Exercise instructions » Using the records below, locate all lines containing "upload" and return them.

Task input »

******

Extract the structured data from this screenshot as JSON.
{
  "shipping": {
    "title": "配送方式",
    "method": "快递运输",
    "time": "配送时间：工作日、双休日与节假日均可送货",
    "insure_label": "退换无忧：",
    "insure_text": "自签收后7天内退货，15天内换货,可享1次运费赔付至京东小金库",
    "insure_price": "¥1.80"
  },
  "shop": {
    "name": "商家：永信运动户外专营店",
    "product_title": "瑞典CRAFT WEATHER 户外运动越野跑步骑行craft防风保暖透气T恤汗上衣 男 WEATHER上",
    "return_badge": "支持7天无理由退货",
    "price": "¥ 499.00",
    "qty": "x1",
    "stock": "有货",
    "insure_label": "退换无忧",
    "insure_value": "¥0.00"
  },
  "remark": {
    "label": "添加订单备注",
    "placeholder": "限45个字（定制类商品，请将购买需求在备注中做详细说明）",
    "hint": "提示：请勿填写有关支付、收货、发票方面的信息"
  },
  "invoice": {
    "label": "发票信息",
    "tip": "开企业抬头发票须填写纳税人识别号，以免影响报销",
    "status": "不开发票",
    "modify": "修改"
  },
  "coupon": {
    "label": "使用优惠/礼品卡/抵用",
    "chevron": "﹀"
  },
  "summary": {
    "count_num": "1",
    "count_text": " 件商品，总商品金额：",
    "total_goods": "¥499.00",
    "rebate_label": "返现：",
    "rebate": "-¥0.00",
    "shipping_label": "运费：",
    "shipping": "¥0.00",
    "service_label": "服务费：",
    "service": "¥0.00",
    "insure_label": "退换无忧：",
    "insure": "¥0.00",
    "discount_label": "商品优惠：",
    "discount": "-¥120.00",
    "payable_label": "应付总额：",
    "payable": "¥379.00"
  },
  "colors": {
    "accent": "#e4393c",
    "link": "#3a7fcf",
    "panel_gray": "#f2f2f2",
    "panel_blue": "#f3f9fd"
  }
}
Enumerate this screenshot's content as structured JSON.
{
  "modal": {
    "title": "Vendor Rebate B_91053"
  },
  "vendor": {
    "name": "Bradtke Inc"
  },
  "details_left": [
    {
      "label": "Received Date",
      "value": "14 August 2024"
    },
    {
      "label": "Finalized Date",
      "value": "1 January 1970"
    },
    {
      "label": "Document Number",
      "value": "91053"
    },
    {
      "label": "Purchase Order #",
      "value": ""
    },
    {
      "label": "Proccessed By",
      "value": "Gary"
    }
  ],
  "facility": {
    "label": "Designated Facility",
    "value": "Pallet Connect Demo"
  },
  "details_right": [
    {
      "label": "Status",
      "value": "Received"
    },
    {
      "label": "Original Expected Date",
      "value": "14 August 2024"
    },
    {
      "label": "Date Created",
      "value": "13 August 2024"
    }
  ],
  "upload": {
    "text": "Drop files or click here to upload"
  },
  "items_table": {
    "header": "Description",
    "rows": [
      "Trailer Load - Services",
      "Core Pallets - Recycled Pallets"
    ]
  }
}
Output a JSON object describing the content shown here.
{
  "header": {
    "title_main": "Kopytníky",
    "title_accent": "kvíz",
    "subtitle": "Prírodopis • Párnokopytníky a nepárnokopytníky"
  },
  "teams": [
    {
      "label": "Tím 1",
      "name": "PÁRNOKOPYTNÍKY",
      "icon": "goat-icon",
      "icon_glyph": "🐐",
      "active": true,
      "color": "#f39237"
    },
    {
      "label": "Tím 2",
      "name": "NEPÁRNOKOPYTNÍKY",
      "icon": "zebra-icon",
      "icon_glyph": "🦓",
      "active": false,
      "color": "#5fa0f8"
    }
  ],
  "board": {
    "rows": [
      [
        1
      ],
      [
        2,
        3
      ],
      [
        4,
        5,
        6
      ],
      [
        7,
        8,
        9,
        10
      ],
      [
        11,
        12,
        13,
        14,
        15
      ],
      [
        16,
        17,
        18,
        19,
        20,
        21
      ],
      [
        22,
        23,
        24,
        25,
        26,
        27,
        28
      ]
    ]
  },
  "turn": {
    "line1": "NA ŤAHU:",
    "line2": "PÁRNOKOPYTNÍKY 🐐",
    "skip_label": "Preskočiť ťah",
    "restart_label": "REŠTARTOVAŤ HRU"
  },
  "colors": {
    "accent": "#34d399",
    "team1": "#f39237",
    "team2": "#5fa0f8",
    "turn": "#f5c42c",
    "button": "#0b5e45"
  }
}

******

Task solution »
  "upload": {
    "text": "Drop files or click here to upload"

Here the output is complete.